» Task statement
Copy out the records that follow, leaving every character as it is.

» Exercise input

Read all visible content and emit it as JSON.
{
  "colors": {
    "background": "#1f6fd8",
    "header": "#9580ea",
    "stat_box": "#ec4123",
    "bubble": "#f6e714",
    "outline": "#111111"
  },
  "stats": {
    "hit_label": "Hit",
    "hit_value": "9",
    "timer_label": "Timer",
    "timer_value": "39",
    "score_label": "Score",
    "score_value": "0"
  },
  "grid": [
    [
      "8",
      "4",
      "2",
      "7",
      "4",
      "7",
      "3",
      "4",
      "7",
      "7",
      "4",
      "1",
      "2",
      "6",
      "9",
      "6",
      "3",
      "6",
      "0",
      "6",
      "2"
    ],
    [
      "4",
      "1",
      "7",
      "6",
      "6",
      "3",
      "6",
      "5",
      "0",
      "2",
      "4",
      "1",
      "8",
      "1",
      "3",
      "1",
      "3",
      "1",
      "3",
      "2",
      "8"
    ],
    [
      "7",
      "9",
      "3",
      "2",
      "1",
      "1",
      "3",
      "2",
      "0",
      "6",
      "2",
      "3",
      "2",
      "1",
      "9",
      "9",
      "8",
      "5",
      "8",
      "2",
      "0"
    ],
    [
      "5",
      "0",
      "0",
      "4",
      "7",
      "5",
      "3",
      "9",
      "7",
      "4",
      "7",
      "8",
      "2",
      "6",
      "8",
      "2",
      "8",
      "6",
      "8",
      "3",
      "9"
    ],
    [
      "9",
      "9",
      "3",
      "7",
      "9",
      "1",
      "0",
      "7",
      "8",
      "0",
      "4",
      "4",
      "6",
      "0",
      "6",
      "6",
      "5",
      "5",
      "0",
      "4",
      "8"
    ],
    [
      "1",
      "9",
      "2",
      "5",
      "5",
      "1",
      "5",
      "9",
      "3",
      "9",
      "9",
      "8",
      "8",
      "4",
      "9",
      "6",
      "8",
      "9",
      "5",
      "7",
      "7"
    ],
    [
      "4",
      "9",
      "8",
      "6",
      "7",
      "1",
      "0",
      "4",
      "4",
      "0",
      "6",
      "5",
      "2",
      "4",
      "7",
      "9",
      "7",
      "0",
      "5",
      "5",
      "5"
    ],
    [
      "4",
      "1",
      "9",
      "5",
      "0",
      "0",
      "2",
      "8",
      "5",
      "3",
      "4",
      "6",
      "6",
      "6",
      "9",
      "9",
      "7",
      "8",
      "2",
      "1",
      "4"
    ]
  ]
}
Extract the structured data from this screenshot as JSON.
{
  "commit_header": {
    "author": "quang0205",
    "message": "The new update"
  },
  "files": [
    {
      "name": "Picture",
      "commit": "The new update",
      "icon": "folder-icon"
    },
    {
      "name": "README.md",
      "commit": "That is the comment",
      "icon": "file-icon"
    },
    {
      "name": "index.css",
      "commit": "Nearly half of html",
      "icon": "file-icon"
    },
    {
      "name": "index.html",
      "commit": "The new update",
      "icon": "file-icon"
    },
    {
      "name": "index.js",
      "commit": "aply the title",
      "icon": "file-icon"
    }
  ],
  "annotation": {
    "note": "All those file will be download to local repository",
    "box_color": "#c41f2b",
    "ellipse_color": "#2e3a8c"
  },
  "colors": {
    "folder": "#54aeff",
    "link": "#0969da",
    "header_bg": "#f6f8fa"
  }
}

» Written answer
Read all visible content and emit it as JSON.
{
  "colors": {
    "background": "#1f6fd8",
    "header": "#9580ea",
    "stat_box": "#ec4123",
    "bubble": "#f6e714",
    "outline": "#111111"
  },
  "stats": {
    "hit_label": "Hit",
    "hit_value": "9",
    "timer_label": "Timer",
    "timer_value": "39",
    "score_label": "Score",
    "score_value": "0"
  },
  "grid": [
    [
      "8",
      "4",
      "2",
      "7",
      "4",
      "7",
      "3",
      "4",
      "7",
      "7",
      "4",
      "1",
      "2",
      "6",
      "9",
      "6",
      "3",
      "6",
      "0",
      "6",
      "2"
    ],
    [
      "4",
      "1",
      "7",
      "6",
      "6",
      "3",
      "6",
      "5",
      "0",
      "2",
      "4",
      "1",
      "8",
      "1",
      "3",
      "1",
      "3",
      "1",
      "3",
      "2",
      "8"
    ],
    [
      "7",
      "9",
      "3",
      "2",
      "1",
      "1",
      "3",
      "2",
      "0",
      "6",
      "2",
      "3",
      "2",
      "1",
      "9",
      "9",
      "8",
      "5",
      "8",
      "2",
      "0"
    ],
    [
      "5",
      "0",
      "0",
      "4",
      "7",
      "5",
      "3",
      "9",
      "7",
      "4",
      "7",
      "8",
      "2",
      "6",
      "8",
      "2",
      "8",
      "6",
      "8",
      "3",
      "9"
    ],
    [
      "9",
      "9",
      "3",
      "7",
      "9",
      "1",
      "0",
      "7",
      "8",
      "0",
      "4",
      "4",
      "6",
      "0",
      "6",
      "6",
      "5",
      "5",
      "0",
      "4",
      "8"
    ],
    [
      "1",
      "9",
      "2",
      "5",
      "5",
      "1",
      "5",
      "9",
      "3",
      "9",
      "9",
      "8",
      "8",
      "4",
      "9",
      "6",
      "8",
      "9",
      "5",
      "7",
      "7"
    ],
    [
      "4",
      "9",
      "8",
      "6",
      "7",
      "1",
      "0",
      "4",
      "4",
      "0",
      "6",
      "5",
      "2",
      "4",
      "7",
      "9",
      "7",
      "0",
      "5",
      "5",
      "5"
    ],
    [
      "4",
      "1",
      "9",
      "5",
      "0",
      "0",
      "2",
      "8",
      "5",
      "3",
      "4",
      "6",
      "6",
      "6",
      "9",
      "9",
      "7",
      "8",
      "2",
      "1",
      "4"
    ]
  ]
}
Extract the structured data from this screenshot as JSON.
{
  "commit_header": {
    "author": "quang0205",
    "message": "The new update"
  },
  "files": [
    {
      "name": "Picture",
      "commit": "The new update",
      "icon": "folder-icon"
    },
    {
      "name": "README.md",
      "commit": "That is the comment",
      "icon": "file-icon"
    },
    {
      "name": "index.css",
      "commit": "Nearly half of html",
      "icon": "file-icon"
    },
    {
      "name": "index.html",
      "commit": "The new update",
      "icon": "file-icon"
    },
    {
      "name": "index.js",
      "commit": "aply the title",
      "icon": "file-icon"
    }
  ],
  "annotation": {
    "note": "All those file will be download to local repository",
    "box_color": "#c41f2b",
    "ellipse_color": "#2e3a8c"
  },
  "colors": {
    "folder": "#54aeff",
    "link": "#0969da",
    "header_bg": "#f6f8fa"
  }
}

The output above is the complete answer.